%%

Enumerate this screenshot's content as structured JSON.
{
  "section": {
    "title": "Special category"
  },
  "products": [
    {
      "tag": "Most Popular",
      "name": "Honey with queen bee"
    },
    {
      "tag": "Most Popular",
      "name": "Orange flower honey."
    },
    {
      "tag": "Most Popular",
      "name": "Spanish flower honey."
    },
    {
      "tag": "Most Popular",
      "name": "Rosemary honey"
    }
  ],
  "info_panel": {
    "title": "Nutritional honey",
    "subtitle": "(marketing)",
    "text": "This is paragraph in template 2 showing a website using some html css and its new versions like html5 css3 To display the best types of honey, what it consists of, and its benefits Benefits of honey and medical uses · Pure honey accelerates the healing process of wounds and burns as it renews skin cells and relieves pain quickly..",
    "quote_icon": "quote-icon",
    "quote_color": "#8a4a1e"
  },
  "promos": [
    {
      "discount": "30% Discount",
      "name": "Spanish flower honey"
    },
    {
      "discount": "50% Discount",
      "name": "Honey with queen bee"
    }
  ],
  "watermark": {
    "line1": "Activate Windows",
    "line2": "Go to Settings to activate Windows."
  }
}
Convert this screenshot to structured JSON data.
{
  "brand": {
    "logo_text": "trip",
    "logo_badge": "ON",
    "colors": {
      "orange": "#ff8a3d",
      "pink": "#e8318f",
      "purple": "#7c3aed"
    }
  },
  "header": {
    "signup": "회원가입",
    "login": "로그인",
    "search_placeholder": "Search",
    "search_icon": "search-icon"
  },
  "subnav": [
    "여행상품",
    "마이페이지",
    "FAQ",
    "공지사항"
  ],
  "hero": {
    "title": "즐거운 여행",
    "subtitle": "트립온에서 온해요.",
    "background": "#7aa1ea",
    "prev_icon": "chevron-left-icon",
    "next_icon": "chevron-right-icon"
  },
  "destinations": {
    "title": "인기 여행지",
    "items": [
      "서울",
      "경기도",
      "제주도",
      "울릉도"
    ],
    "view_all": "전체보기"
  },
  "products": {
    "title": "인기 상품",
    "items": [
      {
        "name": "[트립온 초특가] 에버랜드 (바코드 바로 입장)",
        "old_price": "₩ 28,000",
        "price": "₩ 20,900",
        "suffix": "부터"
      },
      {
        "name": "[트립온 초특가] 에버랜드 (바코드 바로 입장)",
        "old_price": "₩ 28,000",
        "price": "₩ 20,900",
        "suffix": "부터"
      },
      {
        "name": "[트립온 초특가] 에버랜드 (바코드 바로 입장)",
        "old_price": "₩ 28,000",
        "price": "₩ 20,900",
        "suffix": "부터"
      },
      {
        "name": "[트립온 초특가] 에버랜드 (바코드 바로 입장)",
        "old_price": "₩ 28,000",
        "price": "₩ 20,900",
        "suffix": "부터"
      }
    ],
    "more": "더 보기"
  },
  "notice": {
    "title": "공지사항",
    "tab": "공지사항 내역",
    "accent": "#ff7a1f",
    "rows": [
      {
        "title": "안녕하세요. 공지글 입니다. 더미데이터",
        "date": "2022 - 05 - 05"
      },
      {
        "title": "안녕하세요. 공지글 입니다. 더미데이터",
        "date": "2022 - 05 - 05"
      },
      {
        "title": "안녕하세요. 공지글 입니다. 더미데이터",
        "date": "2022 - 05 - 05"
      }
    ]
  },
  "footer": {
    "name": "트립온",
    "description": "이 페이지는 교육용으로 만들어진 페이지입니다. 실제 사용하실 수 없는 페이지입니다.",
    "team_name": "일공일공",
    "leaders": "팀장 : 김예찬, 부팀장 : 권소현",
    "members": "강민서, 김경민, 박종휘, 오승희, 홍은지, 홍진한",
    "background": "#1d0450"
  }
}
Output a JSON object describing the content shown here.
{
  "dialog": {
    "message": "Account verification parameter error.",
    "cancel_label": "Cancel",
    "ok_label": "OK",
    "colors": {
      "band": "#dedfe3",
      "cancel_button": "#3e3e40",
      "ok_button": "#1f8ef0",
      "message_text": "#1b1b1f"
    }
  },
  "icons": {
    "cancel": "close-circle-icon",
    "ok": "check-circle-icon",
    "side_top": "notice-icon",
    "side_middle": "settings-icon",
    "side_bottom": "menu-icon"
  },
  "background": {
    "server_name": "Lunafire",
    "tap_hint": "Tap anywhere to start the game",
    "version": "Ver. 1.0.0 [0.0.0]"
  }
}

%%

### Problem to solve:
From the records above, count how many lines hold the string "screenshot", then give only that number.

### Your response:
2